A University of New Mexico Center for Development & Disability survey of children on the Medically Fragile Waiver–a large portion of the 400 medically fragile children in the state–found that only about half of those children were receiving the full amount of nursing hours they qualified for.
Disability Rights New Mexico discussed the lack of required in-home nursing for medically fragile children with HSD in October 2021. Despite HSD’s knowledge of these long-standing systemic problems, there has been no apparent progress in ensuring medically fragile children get the care they need and are entitled to.

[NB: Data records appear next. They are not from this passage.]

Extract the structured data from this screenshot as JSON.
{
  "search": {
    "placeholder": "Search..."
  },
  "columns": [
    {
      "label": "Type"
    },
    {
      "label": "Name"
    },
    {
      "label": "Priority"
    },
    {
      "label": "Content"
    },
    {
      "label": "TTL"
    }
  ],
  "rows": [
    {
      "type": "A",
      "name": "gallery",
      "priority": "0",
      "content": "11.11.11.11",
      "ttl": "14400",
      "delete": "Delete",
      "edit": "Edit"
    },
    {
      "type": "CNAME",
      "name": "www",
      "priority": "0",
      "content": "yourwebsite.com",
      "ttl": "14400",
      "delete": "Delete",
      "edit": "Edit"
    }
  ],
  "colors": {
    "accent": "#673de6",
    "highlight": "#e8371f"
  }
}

“In-home nursing has an incalculable impact on our son’s development and interaction with others. It greatly improves his and our family’s quality of life and makes it possible for him to enter the wider community,” said Victoria Vaughan, Caleb’s mother, who also works for law enforcement. “He brings so much joy to us, to Tommy–his six-year-old brother, and to the community. You should’ve seen his response to the encouragement and cheers when we took him to Walmart so he could practice walking on his own in a public space with a gait trainer. That experience would have been impossible without his nurse.”

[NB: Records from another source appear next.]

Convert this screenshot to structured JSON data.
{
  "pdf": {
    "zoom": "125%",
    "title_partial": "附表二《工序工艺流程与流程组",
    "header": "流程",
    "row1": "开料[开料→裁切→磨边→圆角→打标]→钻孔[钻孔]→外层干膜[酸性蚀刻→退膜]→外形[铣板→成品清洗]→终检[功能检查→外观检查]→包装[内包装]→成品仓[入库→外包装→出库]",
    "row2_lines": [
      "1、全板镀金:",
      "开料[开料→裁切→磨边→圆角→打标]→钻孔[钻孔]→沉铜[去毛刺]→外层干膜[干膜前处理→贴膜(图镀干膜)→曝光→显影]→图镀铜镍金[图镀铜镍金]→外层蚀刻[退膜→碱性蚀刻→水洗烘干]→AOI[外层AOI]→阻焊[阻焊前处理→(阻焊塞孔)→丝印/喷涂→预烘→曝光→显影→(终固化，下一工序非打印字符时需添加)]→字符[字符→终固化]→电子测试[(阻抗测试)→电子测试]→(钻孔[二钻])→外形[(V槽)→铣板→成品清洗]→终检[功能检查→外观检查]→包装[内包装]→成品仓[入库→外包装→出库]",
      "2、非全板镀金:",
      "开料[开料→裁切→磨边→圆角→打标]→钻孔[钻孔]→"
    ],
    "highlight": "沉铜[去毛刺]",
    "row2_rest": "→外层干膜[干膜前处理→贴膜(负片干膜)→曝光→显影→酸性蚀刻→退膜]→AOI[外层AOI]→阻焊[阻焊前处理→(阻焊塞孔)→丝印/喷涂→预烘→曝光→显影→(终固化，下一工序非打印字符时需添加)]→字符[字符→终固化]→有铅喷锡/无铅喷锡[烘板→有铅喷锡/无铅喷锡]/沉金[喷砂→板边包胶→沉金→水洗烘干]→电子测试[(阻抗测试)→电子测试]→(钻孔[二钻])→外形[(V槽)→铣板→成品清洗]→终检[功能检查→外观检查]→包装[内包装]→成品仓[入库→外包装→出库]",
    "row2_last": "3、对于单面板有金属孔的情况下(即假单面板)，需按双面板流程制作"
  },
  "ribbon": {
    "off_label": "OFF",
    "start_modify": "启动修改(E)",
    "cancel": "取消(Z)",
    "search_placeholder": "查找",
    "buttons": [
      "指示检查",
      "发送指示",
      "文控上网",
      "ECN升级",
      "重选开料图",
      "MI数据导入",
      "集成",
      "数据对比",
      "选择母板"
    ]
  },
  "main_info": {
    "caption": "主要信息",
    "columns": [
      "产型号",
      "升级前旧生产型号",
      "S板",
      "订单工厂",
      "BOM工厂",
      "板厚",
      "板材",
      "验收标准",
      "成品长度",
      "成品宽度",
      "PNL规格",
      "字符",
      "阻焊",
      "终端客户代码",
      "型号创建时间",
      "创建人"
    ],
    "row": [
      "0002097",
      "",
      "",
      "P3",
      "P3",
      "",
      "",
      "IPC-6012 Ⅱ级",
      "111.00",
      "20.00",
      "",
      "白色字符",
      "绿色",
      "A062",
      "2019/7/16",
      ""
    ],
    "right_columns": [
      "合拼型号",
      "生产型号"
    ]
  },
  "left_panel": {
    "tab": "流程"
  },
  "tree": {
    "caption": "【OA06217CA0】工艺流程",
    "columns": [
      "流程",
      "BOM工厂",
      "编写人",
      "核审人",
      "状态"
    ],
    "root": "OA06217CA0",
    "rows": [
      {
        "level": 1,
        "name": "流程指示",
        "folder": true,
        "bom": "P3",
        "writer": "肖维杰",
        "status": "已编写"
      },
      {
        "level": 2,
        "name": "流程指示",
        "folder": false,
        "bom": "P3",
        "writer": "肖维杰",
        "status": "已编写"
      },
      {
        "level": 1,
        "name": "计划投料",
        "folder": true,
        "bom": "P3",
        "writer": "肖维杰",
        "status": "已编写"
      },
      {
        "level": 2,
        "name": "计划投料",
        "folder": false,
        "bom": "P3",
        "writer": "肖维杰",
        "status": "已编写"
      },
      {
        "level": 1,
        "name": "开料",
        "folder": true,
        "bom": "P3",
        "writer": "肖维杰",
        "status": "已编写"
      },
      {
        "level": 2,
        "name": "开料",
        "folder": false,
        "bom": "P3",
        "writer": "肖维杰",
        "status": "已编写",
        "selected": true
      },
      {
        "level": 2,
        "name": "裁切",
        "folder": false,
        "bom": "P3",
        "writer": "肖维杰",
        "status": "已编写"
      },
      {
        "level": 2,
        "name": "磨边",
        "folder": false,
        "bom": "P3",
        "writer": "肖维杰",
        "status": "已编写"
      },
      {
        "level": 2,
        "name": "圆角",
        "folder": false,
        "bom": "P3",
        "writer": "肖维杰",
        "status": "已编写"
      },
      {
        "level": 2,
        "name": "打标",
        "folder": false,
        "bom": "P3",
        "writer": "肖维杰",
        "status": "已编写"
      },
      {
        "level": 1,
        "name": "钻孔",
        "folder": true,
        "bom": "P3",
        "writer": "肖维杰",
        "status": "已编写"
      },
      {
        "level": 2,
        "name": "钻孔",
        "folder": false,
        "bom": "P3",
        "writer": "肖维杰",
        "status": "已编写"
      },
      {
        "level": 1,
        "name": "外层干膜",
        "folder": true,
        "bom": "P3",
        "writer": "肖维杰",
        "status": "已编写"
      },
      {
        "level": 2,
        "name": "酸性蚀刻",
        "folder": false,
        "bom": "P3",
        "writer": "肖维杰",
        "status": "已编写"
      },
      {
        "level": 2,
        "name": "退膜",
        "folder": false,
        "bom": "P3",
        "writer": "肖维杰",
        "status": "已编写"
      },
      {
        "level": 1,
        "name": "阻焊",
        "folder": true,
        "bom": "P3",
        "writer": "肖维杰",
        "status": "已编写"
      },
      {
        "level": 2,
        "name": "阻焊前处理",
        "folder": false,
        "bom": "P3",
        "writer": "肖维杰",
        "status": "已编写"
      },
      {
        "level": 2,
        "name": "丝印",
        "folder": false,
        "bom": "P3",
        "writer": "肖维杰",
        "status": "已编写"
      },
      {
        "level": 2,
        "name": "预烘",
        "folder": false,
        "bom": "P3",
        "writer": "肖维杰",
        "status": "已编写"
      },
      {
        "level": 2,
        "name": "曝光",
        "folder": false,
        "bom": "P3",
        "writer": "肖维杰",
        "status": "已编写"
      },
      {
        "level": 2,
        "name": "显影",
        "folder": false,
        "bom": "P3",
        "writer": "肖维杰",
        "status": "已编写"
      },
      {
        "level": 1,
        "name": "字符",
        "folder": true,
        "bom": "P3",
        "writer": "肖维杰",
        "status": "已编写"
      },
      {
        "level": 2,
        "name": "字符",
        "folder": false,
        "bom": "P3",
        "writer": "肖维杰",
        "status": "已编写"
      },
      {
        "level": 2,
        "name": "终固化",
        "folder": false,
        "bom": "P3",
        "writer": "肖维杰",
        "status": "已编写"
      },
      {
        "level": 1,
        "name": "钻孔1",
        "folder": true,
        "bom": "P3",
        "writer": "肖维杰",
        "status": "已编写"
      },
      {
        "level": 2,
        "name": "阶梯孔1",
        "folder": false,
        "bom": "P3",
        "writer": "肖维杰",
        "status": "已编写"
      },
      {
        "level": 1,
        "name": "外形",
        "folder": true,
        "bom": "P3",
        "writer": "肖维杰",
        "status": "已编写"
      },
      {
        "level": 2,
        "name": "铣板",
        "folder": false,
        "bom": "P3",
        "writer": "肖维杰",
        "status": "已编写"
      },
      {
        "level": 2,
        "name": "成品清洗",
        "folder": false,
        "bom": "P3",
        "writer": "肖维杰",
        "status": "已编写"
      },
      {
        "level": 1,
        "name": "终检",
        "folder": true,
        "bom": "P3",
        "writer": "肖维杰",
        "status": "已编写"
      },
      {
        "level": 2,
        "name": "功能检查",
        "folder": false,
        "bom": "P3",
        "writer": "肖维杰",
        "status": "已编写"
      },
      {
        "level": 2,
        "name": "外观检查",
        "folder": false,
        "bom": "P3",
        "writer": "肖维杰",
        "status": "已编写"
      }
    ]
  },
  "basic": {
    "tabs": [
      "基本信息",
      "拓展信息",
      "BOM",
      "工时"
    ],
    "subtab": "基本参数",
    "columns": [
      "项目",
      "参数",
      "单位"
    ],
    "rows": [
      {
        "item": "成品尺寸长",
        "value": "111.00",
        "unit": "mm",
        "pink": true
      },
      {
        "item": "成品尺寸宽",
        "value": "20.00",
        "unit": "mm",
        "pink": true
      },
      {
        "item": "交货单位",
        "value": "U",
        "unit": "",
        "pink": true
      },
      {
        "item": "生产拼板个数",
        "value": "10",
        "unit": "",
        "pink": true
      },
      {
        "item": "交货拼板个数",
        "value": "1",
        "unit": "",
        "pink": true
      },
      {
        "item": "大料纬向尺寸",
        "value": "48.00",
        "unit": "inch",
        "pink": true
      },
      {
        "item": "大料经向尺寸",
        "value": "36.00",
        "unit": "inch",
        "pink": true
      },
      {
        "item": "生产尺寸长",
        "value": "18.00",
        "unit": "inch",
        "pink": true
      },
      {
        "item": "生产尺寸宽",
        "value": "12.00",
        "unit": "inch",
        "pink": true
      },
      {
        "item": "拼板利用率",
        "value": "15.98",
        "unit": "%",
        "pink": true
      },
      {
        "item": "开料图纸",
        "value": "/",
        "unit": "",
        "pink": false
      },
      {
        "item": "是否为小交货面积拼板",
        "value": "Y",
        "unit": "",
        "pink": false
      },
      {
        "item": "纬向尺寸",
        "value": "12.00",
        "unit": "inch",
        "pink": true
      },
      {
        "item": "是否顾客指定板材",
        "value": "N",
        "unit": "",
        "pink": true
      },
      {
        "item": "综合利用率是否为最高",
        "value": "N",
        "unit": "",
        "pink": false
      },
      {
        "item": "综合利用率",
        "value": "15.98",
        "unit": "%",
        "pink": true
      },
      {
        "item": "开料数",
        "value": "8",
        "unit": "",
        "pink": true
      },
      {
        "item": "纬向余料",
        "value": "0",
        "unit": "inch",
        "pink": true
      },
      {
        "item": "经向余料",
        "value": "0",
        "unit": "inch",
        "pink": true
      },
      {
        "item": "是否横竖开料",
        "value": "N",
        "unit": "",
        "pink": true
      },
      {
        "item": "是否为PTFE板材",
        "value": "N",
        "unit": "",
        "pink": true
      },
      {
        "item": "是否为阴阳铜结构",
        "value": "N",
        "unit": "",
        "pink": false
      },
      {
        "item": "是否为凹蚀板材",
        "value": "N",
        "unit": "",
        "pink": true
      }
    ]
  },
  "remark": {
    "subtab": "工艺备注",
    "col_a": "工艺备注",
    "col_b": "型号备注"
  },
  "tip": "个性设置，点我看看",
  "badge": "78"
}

Vaughan continued, “There are, unfortunately, frequent more serious occasions where we need a professional nurse. On our seven minute drive home from physical therapy this week, Caleb started to sputter and choke. Our nurse told me to pull the car over immediately. She attended to him and ensured his airway was clear until we got home and she could check his oxygen levels. I cannot attend to Caleb and drive at the same time. Without nursing care, parents don’t have many options in situations like that and are faced with difficult decisions.”
“Children are healthier and happier when they are with their families and community, not relegated to institutional care,” said Jesse Clifton, an attorney at Disability Rights New Mexico. “The state is obligated under federal law to ensure that every medically fragile child in New Mexico has access to medically necessary in-home nursing. It is legally bound to hold the managed care organizations named as defendants accountable to their contractual obligations. Instead, the state continues to pay care organizations under contract to provide Medicaid services despite their failure to do so, and already burdened families suffer the consequences.”

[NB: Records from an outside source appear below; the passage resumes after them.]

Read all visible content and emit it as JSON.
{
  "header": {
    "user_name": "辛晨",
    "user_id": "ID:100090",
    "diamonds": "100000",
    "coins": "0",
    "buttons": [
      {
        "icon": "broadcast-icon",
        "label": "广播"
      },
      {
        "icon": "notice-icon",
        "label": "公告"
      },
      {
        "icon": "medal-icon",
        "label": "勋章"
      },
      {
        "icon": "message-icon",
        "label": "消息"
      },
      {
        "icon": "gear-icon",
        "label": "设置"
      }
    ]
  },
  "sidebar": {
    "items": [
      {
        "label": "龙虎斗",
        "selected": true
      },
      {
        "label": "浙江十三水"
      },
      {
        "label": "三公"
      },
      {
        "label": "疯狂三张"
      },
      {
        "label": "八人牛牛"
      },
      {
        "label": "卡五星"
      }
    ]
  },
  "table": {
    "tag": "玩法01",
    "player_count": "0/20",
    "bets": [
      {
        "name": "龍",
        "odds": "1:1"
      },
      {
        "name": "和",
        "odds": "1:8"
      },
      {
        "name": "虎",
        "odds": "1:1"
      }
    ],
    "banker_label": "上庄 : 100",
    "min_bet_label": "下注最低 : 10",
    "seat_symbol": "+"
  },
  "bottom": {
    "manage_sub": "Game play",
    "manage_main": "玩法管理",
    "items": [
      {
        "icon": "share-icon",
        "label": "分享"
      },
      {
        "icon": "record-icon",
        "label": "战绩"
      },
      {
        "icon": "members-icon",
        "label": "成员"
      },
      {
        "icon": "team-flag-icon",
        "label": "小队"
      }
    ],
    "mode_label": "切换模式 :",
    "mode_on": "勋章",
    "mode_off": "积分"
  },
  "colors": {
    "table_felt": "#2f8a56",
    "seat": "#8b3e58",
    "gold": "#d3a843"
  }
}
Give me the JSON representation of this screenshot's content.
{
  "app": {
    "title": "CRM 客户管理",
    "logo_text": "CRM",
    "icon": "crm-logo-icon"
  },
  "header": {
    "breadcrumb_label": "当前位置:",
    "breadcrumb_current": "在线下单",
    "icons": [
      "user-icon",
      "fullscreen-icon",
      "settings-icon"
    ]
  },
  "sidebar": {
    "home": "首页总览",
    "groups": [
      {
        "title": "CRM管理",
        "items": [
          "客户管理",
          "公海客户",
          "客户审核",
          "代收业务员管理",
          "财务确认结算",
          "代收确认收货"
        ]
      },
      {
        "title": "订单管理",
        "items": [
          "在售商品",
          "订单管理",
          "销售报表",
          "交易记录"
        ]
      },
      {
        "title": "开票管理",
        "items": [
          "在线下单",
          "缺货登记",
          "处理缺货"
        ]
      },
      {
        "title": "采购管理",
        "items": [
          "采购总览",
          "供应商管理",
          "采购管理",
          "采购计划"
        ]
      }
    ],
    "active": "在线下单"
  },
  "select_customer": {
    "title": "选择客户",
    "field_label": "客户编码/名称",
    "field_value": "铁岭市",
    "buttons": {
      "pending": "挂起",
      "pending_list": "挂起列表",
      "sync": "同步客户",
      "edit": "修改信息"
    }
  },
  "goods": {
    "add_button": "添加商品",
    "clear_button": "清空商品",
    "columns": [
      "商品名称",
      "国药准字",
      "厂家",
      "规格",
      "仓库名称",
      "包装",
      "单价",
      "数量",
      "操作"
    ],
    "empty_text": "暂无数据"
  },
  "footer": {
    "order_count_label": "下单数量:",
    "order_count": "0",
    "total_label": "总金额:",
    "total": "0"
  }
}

“Unfortunately, we just don’t receive enough of the hours of in-home nursing that Caleb qualifies for. It impacts our jobs, our marriage, friends, finances, other family members, and our son Tommy. We are in a state of chronic, all encompassing stress,” said Jeremy Vaughan. “Caleb goes to a school that serves the blind and visually impaired. If he is sick, which is very often, we have to figure out a plan. Who’s leaving their job that day? Who doesn’t have court that day? And we can never plan for the long term because we never know if we have a nurse in six months. In-home nursing alleviates some of the stress, but only if we actually get it.”
A nursing shortage exists in other medical fields but other medical service providers have hired traveling nurses from other states or countries to fill vacancies. The defendants have not attempted a similar strategy to increase obligatory medical care for New Mexico’s most vulnerable children.
“In-home nurses provide an invaluable service to our loved ones who need professional medical care at home, but they continue to be underpaid,” said Stephanie Welch, New Mexico Center on Law and Poverty Workers’ Rights Director. “Everyone deserves to be compensated fairly for their work. Caring for children with special needs in their homes appeals to many nurses, but they must also make important financial decisions. To increase the number of nurses necessary to meet legal obligations to medically fragile children, the managed care companies should consider increasing pay.”
Photos courtesy of the Vaughan family.